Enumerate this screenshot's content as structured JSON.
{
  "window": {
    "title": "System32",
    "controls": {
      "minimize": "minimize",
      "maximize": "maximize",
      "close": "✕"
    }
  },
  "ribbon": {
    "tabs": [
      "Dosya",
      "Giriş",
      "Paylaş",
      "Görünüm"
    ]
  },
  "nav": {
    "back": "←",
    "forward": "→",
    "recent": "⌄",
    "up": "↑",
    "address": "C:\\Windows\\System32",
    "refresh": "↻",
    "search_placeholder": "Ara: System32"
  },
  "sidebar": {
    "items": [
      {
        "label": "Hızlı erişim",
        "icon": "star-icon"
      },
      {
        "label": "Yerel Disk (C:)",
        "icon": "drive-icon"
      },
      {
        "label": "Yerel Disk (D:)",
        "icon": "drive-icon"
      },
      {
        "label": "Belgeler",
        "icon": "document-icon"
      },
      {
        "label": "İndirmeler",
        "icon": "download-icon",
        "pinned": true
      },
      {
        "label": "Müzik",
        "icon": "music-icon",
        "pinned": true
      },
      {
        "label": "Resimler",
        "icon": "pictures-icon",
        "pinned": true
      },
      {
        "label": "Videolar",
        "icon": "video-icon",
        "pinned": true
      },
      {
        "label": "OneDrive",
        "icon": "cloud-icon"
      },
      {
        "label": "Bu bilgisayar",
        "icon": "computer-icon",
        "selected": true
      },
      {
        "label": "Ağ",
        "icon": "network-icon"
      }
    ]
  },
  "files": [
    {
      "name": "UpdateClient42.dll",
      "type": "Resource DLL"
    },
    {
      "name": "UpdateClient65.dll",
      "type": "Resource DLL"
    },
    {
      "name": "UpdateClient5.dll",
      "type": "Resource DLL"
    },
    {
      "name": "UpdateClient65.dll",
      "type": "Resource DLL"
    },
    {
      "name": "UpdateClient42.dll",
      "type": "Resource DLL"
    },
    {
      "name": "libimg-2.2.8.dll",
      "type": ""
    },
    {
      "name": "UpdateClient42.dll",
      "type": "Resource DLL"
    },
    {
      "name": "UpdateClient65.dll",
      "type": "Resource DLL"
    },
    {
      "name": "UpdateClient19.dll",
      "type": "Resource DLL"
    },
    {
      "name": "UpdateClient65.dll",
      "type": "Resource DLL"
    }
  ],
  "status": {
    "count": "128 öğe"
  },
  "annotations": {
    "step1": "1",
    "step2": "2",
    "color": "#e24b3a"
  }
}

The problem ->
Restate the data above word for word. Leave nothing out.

Answer for this exercise ->
Enumerate this screenshot's content as structured JSON.
{
  "window": {
    "title": "System32",
    "controls": {
      "minimize": "minimize",
      "maximize": "maximize",
      "close": "✕"
    }
  },
  "ribbon": {
    "tabs": [
      "Dosya",
      "Giriş",
      "Paylaş",
      "Görünüm"
    ]
  },
  "nav": {
    "back": "←",
    "forward": "→",
    "recent": "⌄",
    "up": "↑",
    "address": "C:\\Windows\\System32",
    "refresh": "↻",
    "search_placeholder": "Ara: System32"
  },
  "sidebar": {
    "items": [
      {
        "label": "Hızlı erişim",
        "icon": "star-icon"
      },
      {
        "label": "Yerel Disk (C:)",
        "icon": "drive-icon"
      },
      {
        "label": "Yerel Disk (D:)",
        "icon": "drive-icon"
      },
      {
        "label": "Belgeler",
        "icon": "document-icon"
      },
      {
        "label": "İndirmeler",
        "icon": "download-icon",
        "pinned": true
      },
      {
        "label": "Müzik",
        "icon": "music-icon",
        "pinned": true
      },
      {
        "label": "Resimler",
        "icon": "pictures-icon",
        "pinned": true
      },
      {
        "label": "Videolar",
        "icon": "video-icon",
        "pinned": true
      },
      {
        "label": "OneDrive",
        "icon": "cloud-icon"
      },
      {
        "label": "Bu bilgisayar",
        "icon": "computer-icon",
        "selected": true
      },
      {
        "label": "Ağ",
        "icon": "network-icon"
      }
    ]
  },
  "files": [
    {
      "name": "UpdateClient42.dll",
      "type": "Resource DLL"
    },
    {
      "name": "UpdateClient65.dll",
      "type": "Resource DLL"
    },
    {
      "name": "UpdateClient5.dll",
      "type": "Resource DLL"
    },
    {
      "name": "UpdateClient65.dll",
      "type": "Resource DLL"
    },
    {
      "name": "UpdateClient42.dll",
      "type": "Resource DLL"
    },
    {
      "name": "libimg-2.2.8.dll",
      "type": ""
    },
    {
      "name": "UpdateClient42.dll",
      "type": "Resource DLL"
    },
    {
      "name": "UpdateClient65.dll",
      "type": "Resource DLL"
    },
    {
      "name": "UpdateClient19.dll",
      "type": "Resource DLL"
    },
    {
      "name": "UpdateClient65.dll",
      "type": "Resource DLL"
    }
  ],
  "status": {
    "count": "128 öğe"
  },
  "annotations": {
    "step1": "1",
    "step2": "2",
    "color": "#e24b3a"
  }
}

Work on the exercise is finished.